◆ Directions for this task
Tally the lines below containing "value" and report only the total.

• • • • •

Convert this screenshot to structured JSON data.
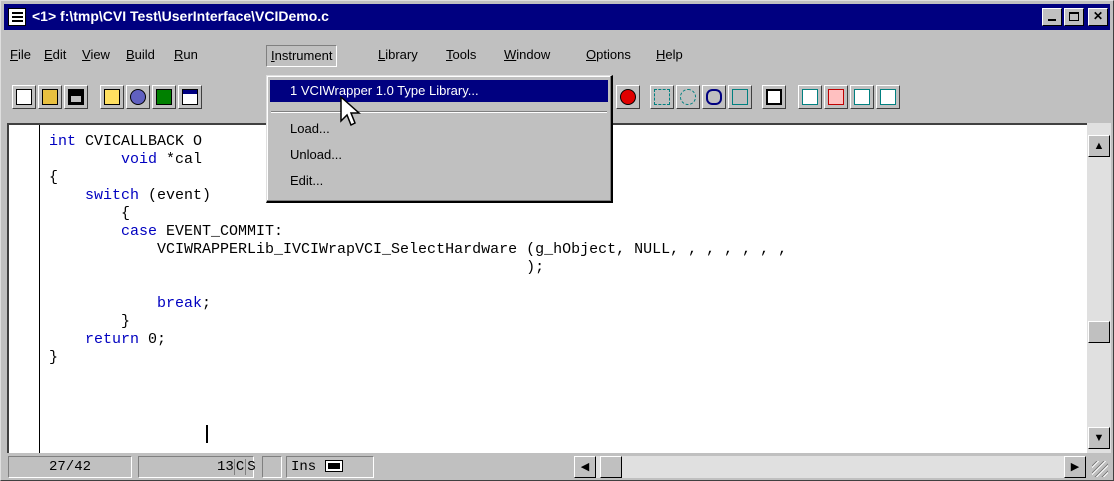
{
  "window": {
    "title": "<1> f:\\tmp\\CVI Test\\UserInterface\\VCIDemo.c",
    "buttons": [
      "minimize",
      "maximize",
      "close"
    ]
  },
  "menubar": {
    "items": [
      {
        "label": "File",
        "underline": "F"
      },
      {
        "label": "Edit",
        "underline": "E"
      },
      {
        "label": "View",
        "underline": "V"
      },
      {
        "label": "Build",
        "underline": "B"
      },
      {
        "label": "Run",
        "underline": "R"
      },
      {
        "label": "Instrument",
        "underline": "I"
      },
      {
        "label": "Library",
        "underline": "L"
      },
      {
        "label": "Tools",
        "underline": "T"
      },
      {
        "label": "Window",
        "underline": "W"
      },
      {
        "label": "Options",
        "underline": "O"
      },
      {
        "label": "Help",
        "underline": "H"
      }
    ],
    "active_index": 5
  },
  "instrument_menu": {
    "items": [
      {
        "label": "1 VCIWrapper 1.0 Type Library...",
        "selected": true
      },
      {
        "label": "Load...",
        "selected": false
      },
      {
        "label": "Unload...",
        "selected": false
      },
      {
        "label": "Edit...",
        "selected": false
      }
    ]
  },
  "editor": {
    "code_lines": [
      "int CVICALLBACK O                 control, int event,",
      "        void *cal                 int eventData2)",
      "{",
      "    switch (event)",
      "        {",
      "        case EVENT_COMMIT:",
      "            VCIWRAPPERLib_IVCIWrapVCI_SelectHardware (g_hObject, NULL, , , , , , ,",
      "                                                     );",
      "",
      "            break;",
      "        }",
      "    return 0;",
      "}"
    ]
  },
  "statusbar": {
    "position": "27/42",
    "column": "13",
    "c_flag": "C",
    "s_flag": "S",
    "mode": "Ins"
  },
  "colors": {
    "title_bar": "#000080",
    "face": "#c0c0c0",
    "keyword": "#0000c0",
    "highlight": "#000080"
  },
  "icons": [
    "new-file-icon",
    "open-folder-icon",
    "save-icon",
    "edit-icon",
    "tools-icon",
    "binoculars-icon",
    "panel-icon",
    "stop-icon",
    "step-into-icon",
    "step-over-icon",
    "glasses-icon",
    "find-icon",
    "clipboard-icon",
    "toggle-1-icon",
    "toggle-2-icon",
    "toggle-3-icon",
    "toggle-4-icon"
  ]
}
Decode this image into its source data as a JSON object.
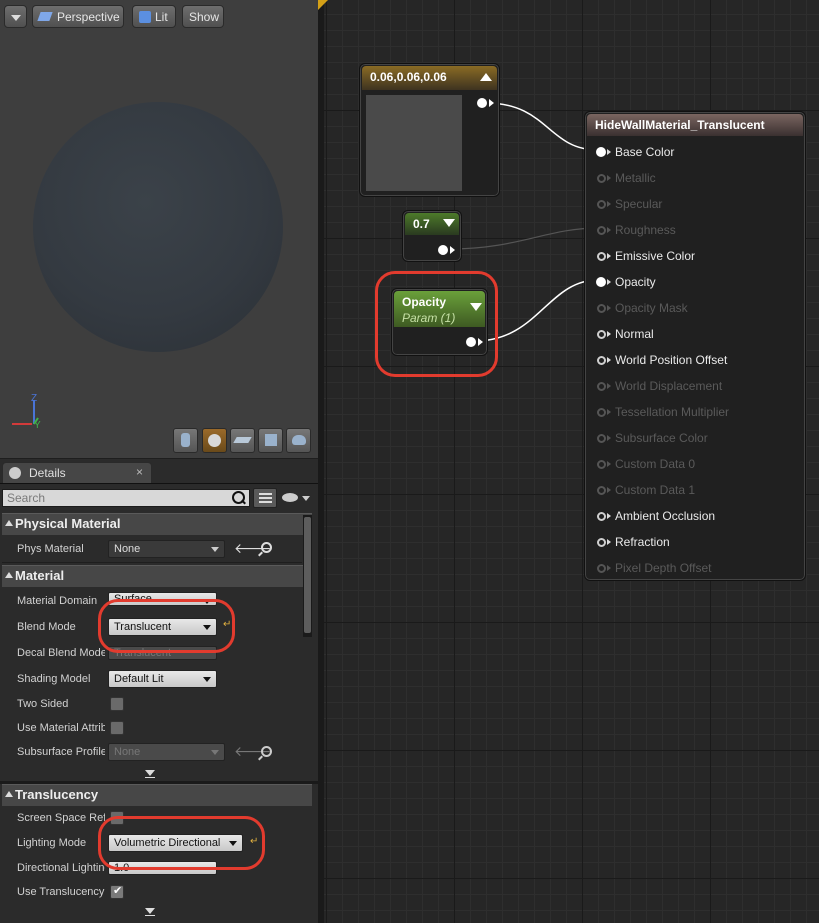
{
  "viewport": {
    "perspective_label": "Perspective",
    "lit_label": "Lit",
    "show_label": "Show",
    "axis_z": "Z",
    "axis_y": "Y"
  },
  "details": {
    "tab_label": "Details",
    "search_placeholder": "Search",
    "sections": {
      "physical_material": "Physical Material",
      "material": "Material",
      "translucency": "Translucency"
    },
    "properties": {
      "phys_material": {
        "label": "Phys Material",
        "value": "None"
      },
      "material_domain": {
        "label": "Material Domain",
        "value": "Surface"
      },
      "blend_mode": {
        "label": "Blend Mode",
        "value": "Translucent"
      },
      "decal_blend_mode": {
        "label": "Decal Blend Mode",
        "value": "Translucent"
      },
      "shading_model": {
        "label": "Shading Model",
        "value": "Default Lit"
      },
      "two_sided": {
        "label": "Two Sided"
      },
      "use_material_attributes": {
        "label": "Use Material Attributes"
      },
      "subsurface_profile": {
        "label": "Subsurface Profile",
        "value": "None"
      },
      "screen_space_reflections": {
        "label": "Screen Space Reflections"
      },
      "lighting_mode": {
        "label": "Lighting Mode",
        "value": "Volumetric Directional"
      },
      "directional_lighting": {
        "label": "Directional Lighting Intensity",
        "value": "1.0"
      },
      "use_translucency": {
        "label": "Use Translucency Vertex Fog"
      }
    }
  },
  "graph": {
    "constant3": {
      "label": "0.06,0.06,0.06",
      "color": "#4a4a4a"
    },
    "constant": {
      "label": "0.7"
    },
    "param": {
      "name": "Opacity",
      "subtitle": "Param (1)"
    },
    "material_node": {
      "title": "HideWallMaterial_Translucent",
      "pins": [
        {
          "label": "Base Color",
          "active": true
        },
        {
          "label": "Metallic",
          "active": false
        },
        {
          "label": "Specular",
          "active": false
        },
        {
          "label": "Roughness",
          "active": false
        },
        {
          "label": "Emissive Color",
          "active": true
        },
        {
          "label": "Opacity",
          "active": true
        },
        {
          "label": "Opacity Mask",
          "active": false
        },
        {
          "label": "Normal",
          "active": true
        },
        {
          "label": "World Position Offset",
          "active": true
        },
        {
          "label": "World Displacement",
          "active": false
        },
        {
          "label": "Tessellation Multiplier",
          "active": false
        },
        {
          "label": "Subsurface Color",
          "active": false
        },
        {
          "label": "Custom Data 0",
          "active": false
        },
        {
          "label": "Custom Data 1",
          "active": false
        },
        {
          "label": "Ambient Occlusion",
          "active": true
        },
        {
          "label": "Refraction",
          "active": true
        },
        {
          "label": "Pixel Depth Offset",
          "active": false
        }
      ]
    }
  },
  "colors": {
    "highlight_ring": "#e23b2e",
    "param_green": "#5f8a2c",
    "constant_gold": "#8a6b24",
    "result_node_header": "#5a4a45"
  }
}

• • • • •

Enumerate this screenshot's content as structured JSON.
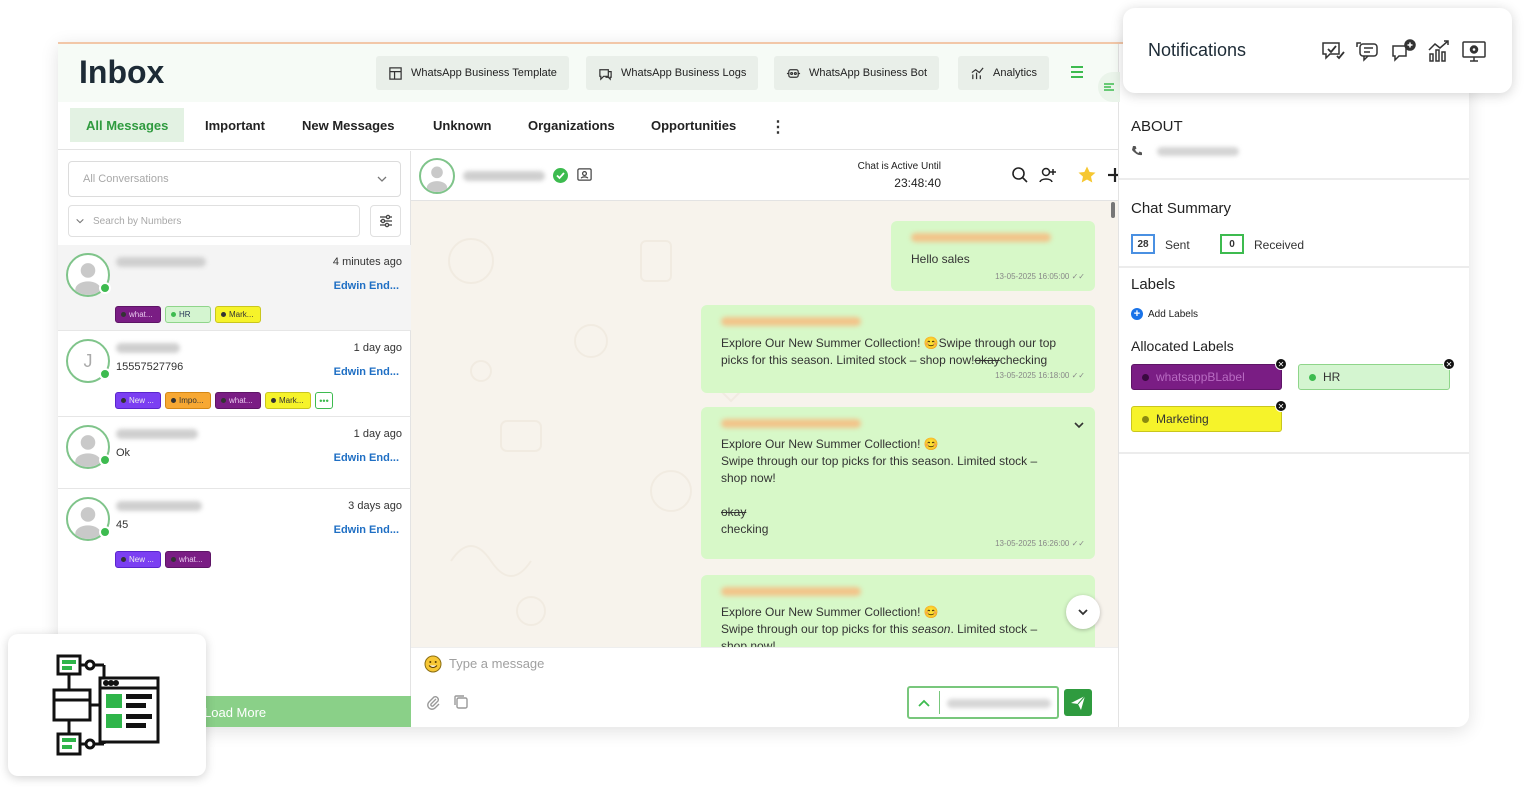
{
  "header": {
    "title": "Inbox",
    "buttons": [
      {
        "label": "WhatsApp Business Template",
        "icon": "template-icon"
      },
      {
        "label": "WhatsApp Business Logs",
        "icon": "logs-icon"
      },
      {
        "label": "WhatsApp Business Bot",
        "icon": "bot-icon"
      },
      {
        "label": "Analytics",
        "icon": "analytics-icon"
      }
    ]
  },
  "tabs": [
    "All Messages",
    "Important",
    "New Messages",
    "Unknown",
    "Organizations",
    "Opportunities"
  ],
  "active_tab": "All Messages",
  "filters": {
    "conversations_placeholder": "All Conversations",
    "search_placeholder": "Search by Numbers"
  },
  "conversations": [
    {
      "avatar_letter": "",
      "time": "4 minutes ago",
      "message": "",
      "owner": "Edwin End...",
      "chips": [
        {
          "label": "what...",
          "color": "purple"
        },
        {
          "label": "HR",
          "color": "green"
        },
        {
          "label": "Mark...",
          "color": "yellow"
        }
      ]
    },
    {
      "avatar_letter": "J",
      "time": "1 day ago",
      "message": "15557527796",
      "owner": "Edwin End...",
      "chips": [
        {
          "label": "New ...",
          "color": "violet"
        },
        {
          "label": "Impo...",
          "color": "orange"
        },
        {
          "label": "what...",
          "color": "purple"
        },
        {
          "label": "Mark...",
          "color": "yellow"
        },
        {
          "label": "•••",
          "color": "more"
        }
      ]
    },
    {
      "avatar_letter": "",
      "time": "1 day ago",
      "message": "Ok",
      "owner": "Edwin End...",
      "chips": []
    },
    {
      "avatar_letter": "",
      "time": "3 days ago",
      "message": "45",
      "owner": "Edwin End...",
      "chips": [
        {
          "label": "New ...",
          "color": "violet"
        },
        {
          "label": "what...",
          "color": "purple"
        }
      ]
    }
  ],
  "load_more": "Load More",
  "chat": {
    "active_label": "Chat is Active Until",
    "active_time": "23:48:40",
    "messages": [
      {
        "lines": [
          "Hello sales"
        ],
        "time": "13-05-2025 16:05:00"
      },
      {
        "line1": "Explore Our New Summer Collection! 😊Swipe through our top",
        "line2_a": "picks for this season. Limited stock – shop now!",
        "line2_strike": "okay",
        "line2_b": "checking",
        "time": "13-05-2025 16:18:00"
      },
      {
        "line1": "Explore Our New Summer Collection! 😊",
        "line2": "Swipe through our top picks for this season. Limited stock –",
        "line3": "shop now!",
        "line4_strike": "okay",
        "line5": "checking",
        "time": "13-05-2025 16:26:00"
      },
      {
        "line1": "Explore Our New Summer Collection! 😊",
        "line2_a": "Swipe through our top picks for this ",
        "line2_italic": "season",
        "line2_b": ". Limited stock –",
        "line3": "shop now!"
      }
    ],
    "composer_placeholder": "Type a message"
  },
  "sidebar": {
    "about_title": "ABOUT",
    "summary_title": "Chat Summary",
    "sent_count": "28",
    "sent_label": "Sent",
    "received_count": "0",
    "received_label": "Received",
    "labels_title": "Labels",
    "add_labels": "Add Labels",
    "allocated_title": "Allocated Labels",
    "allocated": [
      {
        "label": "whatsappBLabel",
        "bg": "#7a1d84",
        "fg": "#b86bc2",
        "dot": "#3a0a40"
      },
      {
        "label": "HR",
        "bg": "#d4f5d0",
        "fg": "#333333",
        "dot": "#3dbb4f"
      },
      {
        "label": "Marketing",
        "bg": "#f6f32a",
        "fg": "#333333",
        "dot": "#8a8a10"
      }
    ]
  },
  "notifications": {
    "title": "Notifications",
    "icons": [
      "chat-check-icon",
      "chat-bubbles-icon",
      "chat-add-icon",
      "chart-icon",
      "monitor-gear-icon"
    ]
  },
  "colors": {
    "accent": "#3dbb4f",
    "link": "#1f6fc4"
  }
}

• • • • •

◆ Task solution
8